During an average month, Israelis eat 1.7 kilograms (a bit less than four pounds) of meat. But that number jumps during the five weeks between the beginning of Passover and Lag Ba'omer; during that period, beef and lamb consumption jump to 2.3 kilos (over seven pounds) per Israeli on average.
The reason? Besides the festive meals on Passover, which in most years includes 2 full holiday (Yom Tov) days and a Shabbat - plus intermediate days during which families are on vacation and there is much barbecuing, - that period includes Yom Ha'atzmaut, when “al ha'esh” - the Israeli version of barbecue – is a near-universal custom, even among national religious and many hareidi Israelis, some of whom shun the concerts and dances that many Israelis attend on the night of Yom Ha'atzmaut.
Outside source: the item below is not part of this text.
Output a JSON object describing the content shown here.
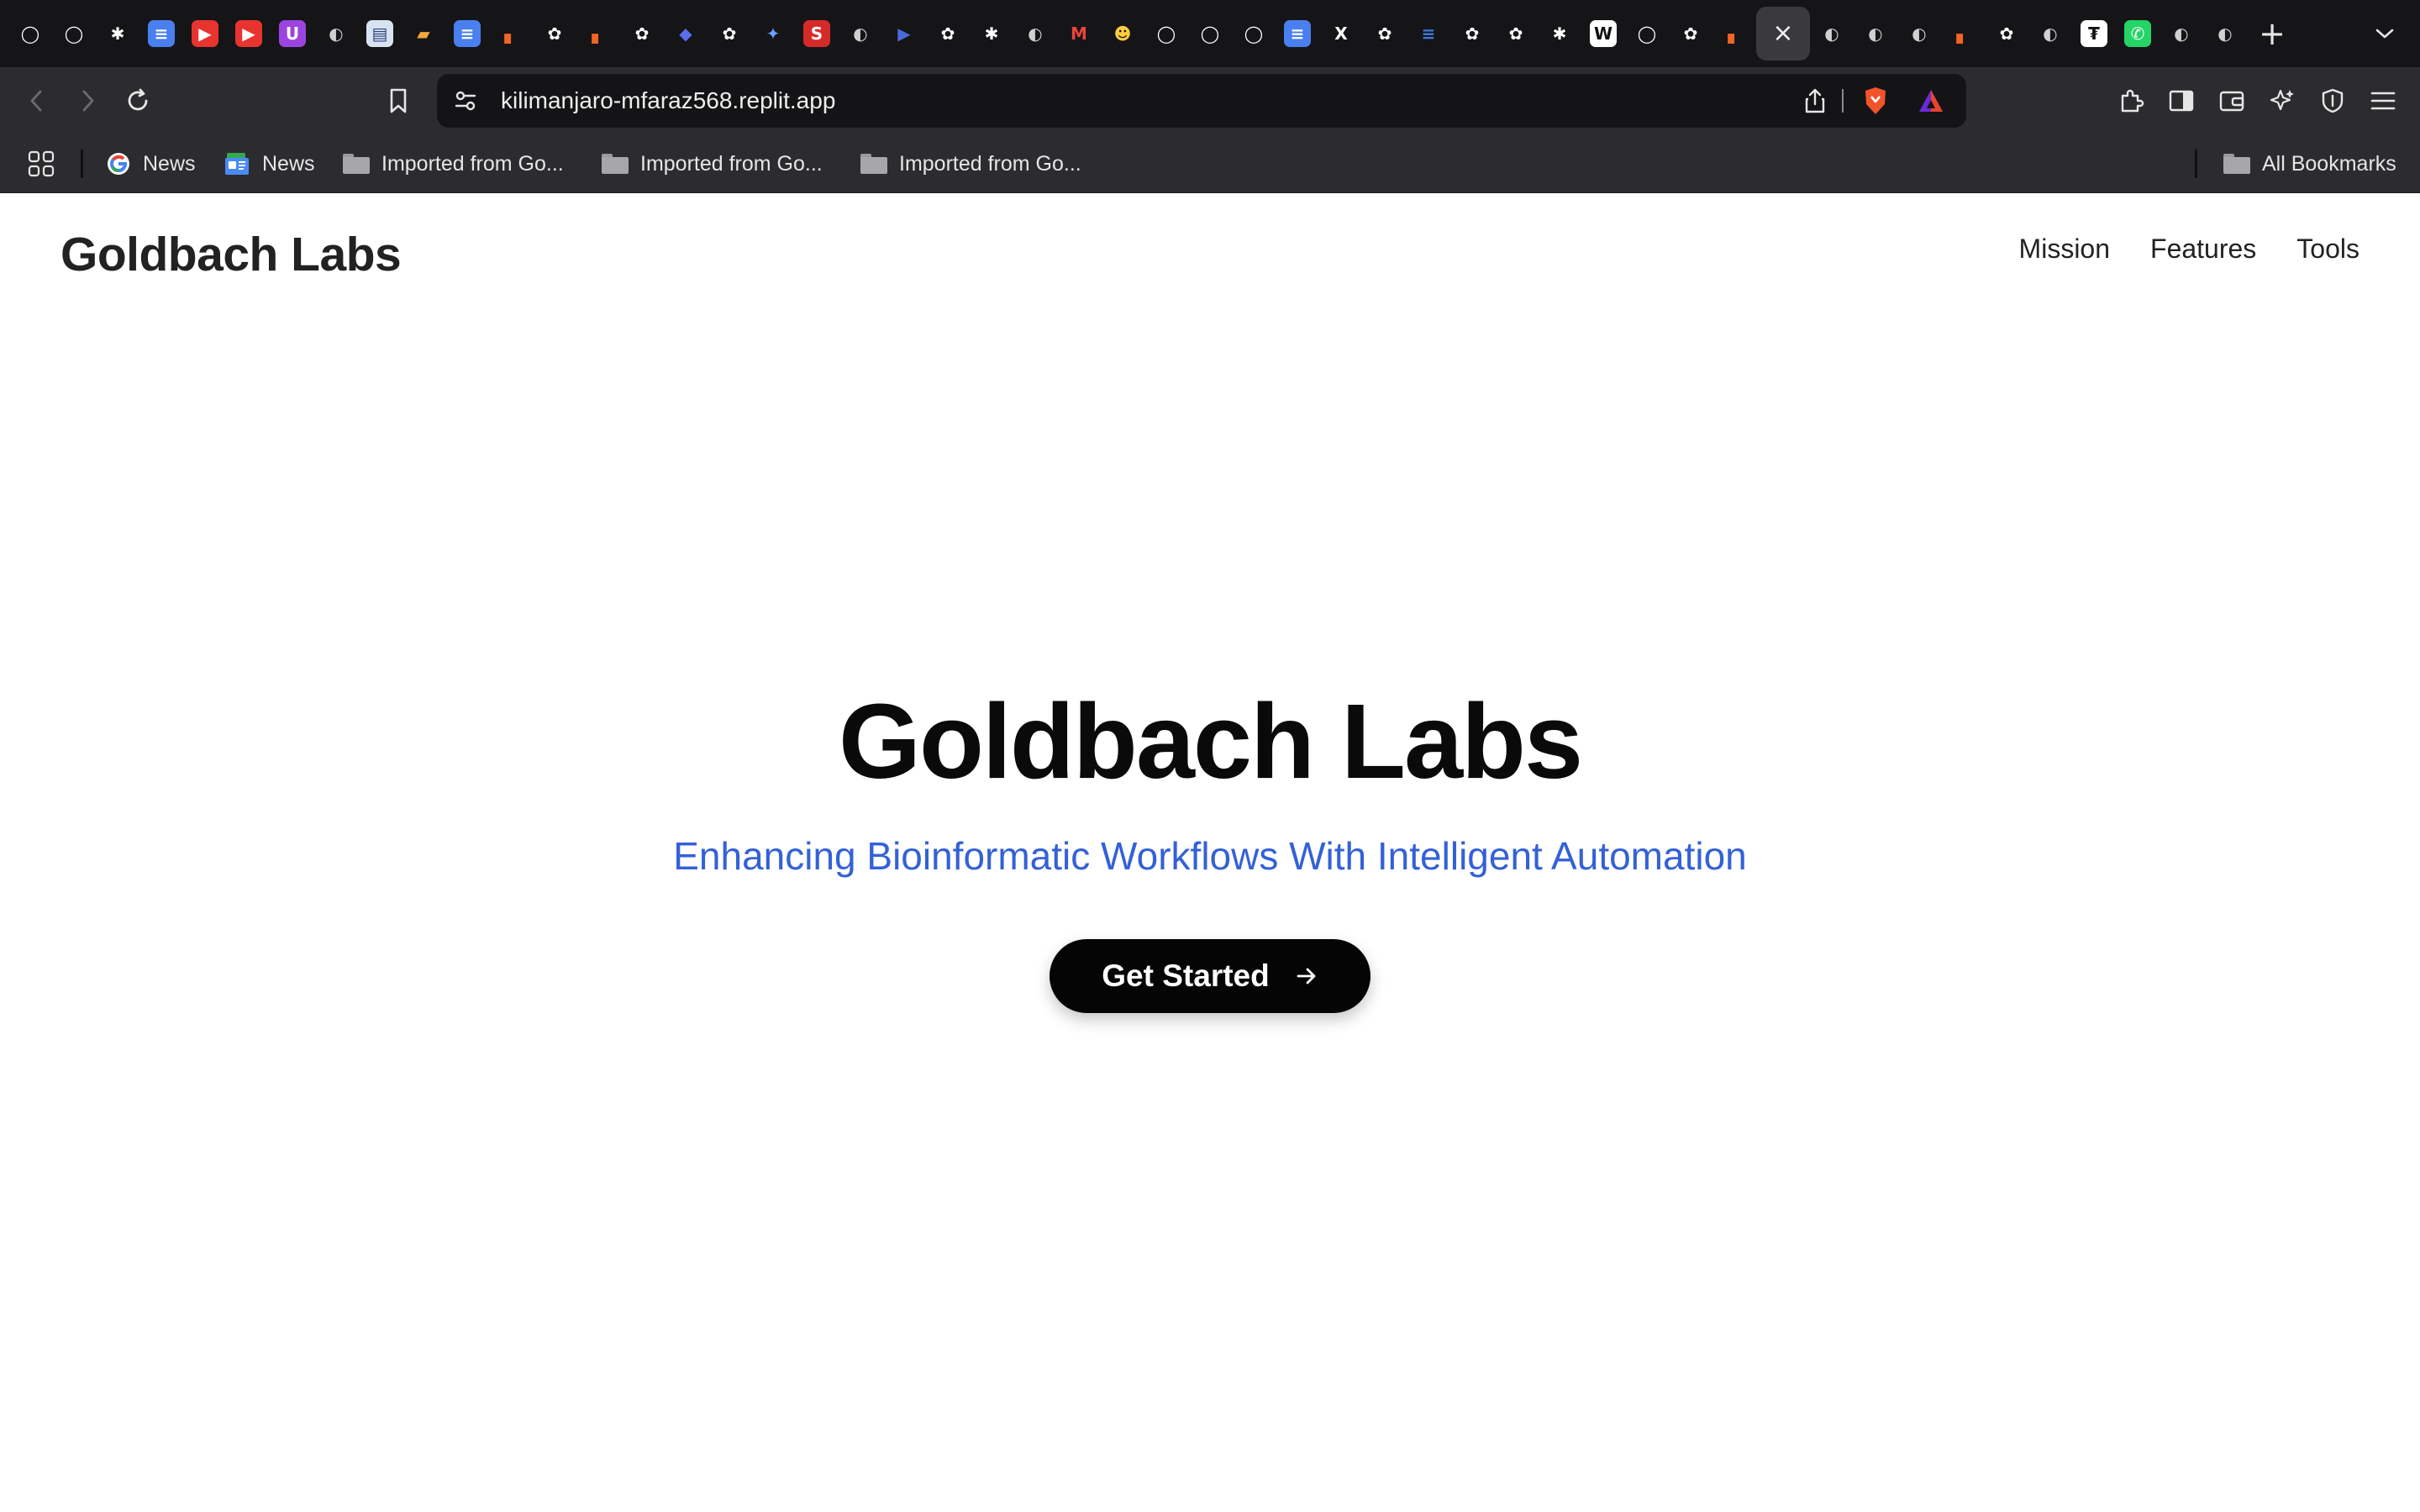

In an average month, Israelis will consume a total of about 9,500 tons of meat, but during the holiday period, that number jumps to 15 thousand tons. Officials of the Agriculture Ministry say that the average Israeli eats 18 kilos of beef and lamb (mostly beef) a year.
Traditionally, most meat in Israel has been imported frozen from South America, but in recent years Israelis have preferred fresh, home-grown beef, and today about 56% of meat sold is fresh. Because of the demand for fresh cuts of meat suitable for the grill, the price of cuts like entrecote and deveined sirloin has risen significantly. However, the price of cuts suitable for oven or stovetop cooking has actually fallen.
Editor's note: In Israel, as opposed to the USA, the entire cow is koshered (in a method called treibering which removes a non kosher tendon) and Israelis can buy cuts of meat unavailable to the kosher consumer in the USA